[Data records for software interfaces]
______________________________

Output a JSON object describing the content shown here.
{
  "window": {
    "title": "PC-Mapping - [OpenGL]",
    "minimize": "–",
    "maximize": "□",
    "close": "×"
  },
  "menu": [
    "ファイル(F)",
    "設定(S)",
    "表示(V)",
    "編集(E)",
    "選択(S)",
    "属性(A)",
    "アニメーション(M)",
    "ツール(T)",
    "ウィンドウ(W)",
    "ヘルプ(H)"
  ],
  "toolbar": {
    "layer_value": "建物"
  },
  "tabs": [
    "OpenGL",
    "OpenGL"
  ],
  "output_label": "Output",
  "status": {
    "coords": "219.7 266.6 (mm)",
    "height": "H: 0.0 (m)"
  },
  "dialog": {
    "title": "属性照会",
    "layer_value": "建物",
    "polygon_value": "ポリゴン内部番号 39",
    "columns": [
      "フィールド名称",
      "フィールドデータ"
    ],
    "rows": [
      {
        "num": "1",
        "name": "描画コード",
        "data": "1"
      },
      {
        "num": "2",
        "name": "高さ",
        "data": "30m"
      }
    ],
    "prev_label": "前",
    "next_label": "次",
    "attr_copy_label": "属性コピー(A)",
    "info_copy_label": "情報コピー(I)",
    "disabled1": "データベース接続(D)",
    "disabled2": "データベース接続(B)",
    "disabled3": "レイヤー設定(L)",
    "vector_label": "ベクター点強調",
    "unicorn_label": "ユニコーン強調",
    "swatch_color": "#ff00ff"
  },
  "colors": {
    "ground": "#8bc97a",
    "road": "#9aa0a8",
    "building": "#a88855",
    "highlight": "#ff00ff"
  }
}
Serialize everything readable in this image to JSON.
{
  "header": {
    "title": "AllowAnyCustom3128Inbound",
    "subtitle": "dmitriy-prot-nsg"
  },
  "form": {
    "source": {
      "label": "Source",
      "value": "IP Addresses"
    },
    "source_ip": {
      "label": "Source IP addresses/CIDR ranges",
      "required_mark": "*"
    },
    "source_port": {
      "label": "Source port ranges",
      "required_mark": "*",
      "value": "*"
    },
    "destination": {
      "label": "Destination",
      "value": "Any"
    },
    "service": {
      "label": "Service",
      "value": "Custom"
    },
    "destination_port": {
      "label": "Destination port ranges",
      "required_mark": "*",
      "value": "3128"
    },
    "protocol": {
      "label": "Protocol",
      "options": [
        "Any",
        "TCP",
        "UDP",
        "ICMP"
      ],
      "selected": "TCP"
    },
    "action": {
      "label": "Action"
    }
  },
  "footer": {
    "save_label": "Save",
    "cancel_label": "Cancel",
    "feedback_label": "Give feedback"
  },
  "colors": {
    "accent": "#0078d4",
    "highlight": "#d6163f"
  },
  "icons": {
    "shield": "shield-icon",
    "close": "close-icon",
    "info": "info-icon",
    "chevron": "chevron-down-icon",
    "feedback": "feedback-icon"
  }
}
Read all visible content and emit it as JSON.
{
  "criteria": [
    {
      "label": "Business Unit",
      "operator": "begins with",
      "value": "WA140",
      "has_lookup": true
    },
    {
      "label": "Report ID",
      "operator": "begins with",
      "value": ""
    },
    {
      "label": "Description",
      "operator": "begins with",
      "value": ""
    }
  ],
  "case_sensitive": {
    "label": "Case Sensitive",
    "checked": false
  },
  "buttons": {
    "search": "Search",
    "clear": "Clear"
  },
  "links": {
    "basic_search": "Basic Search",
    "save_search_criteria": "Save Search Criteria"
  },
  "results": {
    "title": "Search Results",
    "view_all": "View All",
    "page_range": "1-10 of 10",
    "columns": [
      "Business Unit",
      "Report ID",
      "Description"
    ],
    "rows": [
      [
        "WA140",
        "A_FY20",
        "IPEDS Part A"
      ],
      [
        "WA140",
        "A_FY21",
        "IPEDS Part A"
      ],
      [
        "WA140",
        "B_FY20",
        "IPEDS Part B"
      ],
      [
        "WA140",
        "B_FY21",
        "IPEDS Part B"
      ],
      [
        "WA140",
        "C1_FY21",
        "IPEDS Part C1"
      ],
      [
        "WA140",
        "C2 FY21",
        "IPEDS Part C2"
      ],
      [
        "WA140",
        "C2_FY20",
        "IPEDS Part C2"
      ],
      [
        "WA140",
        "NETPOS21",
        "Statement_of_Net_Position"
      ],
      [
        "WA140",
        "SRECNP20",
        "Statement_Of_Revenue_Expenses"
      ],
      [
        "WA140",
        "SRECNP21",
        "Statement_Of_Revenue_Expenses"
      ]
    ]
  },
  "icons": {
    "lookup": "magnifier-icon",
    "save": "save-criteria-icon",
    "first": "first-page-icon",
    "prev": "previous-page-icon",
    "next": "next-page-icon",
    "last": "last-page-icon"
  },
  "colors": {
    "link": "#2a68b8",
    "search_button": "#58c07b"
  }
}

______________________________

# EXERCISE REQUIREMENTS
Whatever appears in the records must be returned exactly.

# EXPECTED OUTPUT
Output a JSON object describing the content shown here.
{
  "window": {
    "title": "PC-Mapping - [OpenGL]",
    "minimize": "–",
    "maximize": "□",
    "close": "×"
  },
  "menu": [
    "ファイル(F)",
    "設定(S)",
    "表示(V)",
    "編集(E)",
    "選択(S)",
    "属性(A)",
    "アニメーション(M)",
    "ツール(T)",
    "ウィンドウ(W)",
    "ヘルプ(H)"
  ],
  "toolbar": {
    "layer_value": "建物"
  },
  "tabs": [
    "OpenGL",
    "OpenGL"
  ],
  "output_label": "Output",
  "status": {
    "coords": "219.7 266.6 (mm)",
    "height": "H: 0.0 (m)"
  },
  "dialog": {
    "title": "属性照会",
    "layer_value": "建物",
    "polygon_value": "ポリゴン内部番号 39",
    "columns": [
      "フィールド名称",
      "フィールドデータ"
    ],
    "rows": [
      {
        "num": "1",
        "name": "描画コード",
        "data": "1"
      },
      {
        "num": "2",
        "name": "高さ",
        "data": "30m"
      }
    ],
    "prev_label": "前",
    "next_label": "次",
    "attr_copy_label": "属性コピー(A)",
    "info_copy_label": "情報コピー(I)",
    "disabled1": "データベース接続(D)",
    "disabled2": "データベース接続(B)",
    "disabled3": "レイヤー設定(L)",
    "vector_label": "ベクター点強調",
    "unicorn_label": "ユニコーン強調",
    "swatch_color": "#ff00ff"
  },
  "colors": {
    "ground": "#8bc97a",
    "road": "#9aa0a8",
    "building": "#a88855",
    "highlight": "#ff00ff"
  }
}
Serialize everything readable in this image to JSON.
{
  "header": {
    "title": "AllowAnyCustom3128Inbound",
    "subtitle": "dmitriy-prot-nsg"
  },
  "form": {
    "source": {
      "label": "Source",
      "value": "IP Addresses"
    },
    "source_ip": {
      "label": "Source IP addresses/CIDR ranges",
      "required_mark": "*"
    },
    "source_port": {
      "label": "Source port ranges",
      "required_mark": "*",
      "value": "*"
    },
    "destination": {
      "label": "Destination",
      "value": "Any"
    },
    "service": {
      "label": "Service",
      "value": "Custom"
    },
    "destination_port": {
      "label": "Destination port ranges",
      "required_mark": "*",
      "value": "3128"
    },
    "protocol": {
      "label": "Protocol",
      "options": [
        "Any",
        "TCP",
        "UDP",
        "ICMP"
      ],
      "selected": "TCP"
    },
    "action": {
      "label": "Action"
    }
  },
  "footer": {
    "save_label": "Save",
    "cancel_label": "Cancel",
    "feedback_label": "Give feedback"
  },
  "colors": {
    "accent": "#0078d4",
    "highlight": "#d6163f"
  },
  "icons": {
    "shield": "shield-icon",
    "close": "close-icon",
    "info": "info-icon",
    "chevron": "chevron-down-icon",
    "feedback": "feedback-icon"
  }
}
Read all visible content and emit it as JSON.
{
  "criteria": [
    {
      "label": "Business Unit",
      "operator": "begins with",
      "value": "WA140",
      "has_lookup": true
    },
    {
      "label": "Report ID",
      "operator": "begins with",
      "value": ""
    },
    {
      "label": "Description",
      "operator": "begins with",
      "value": ""
    }
  ],
  "case_sensitive": {
    "label": "Case Sensitive",
    "checked": false
  },
  "buttons": {
    "search": "Search",
    "clear": "Clear"
  },
  "links": {
    "basic_search": "Basic Search",
    "save_search_criteria": "Save Search Criteria"
  },
  "results": {
    "title": "Search Results",
    "view_all": "View All",
    "page_range": "1-10 of 10",
    "columns": [
      "Business Unit",
      "Report ID",
      "Description"
    ],
    "rows": [
      [
        "WA140",
        "A_FY20",
        "IPEDS Part A"
      ],
      [
        "WA140",
        "A_FY21",
        "IPEDS Part A"
      ],
      [
        "WA140",
        "B_FY20",
        "IPEDS Part B"
      ],
      [
        "WA140",
        "B_FY21",
        "IPEDS Part B"
      ],
      [
        "WA140",
        "C1_FY21",
        "IPEDS Part C1"
      ],
      [
        "WA140",
        "C2 FY21",
        "IPEDS Part C2"
      ],
      [
        "WA140",
        "C2_FY20",
        "IPEDS Part C2"
      ],
      [
        "WA140",
        "NETPOS21",
        "Statement_of_Net_Position"
      ],
      [
        "WA140",
        "SRECNP20",
        "Statement_Of_Revenue_Expenses"
      ],
      [
        "WA140",
        "SRECNP21",
        "Statement_Of_Revenue_Expenses"
      ]
    ]
  },
  "icons": {
    "lookup": "magnifier-icon",
    "save": "save-criteria-icon",
    "first": "first-page-icon",
    "prev": "previous-page-icon",
    "next": "next-page-icon",
    "last": "last-page-icon"
  },
  "colors": {
    "link": "#2a68b8",
    "search_button": "#58c07b"
  }
}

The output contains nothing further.